Allen and the others, who represented themselves at trial, have hired prominent Atlanta attorney Ed Garland's firm to appeal the conviction. Allen, who says his belief in practicing and preaching corporal punishment is rooted in the Bible, contends his constitutional right of religious freedom is at stake because of the probation terms.
"It doesn't allow me to preach all the Bible, so that's just ungodly," Allen said.
Allen took his Bible with him to jail and held Bible study nightly, he said. "I didn't belong there except to do what I did, which was to minister to them." Sometimes as many as 15 men would gather around, he said.
"The were very willing to learn, very anxious to learn," he said. "Quite a few" prisoners will join the House of Prayer, he said, "when they get out."
To keep fit, Allen, who's 70, ran up and down the aisles near the inmates' dining area. "I was the oldest, but I didn't look the oldest," he said, laughing.
He said he played cards with other prisoners, but insisted on no gambling and no cursing.
As for the food, "it was something to make you appreciate home cooking and make you want to get back home."
On his last evening in jail, Allen said he preached about obeying the Ten Commandments. "I was an eyewitness there to them using profanity and using God's name in vain," he said ruefully.
Allen was released from jail late Friday night. His wife, Trina, and close friends picked him up. He said he was eager to see his children, but instead of going straight home, he and the others went to an ailing church member's house to lift her spirits, Allen said.
In all, Allen and his wife have seven children, including five from her previous marriage. "They've been swarming around me all morning," Allen said. The jail wouldn't allow the children to visit him, he said, and he had feared his 2-year-old daughter would forget him.
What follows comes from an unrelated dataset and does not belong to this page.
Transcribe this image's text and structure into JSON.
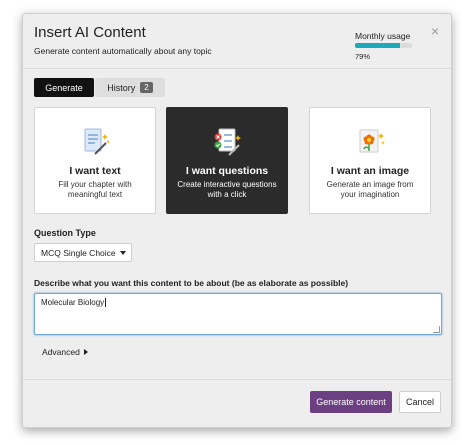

"It's hard to find words to describe it, being here with my wife, being able to hold her, and not having to look at her through a screen, and to hold my baby and the other children," Allen said.
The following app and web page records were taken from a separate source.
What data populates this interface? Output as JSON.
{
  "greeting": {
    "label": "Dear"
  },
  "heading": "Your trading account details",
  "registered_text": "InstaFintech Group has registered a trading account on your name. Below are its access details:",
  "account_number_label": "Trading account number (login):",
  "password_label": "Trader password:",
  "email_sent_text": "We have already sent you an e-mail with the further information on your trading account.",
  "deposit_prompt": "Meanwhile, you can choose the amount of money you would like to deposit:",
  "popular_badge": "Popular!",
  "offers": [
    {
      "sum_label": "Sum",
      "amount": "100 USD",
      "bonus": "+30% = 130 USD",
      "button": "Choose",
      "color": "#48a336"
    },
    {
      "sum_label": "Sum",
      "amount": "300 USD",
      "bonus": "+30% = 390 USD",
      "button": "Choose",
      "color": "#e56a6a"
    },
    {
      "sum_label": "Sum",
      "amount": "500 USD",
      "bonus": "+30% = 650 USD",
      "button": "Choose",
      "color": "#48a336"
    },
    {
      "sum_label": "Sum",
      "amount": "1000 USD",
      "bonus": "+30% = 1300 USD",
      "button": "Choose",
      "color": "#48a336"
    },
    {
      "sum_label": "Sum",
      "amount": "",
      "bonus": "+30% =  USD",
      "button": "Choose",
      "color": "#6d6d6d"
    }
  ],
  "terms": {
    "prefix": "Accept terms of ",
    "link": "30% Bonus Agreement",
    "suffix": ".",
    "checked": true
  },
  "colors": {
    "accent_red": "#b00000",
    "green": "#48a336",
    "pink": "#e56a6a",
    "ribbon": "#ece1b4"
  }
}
While Allen was away, a deputy from the jail who's a preacher filled in for him at the House of Prayer, Allen said. He wouldn't name the deputy, saying he didn't want to cause him any trouble.
Allen planned to be reunited with his congregation of about 130 today, when he resumes preaching at the church on Hollywood Road.
"I'm going to preach the Bible," he said.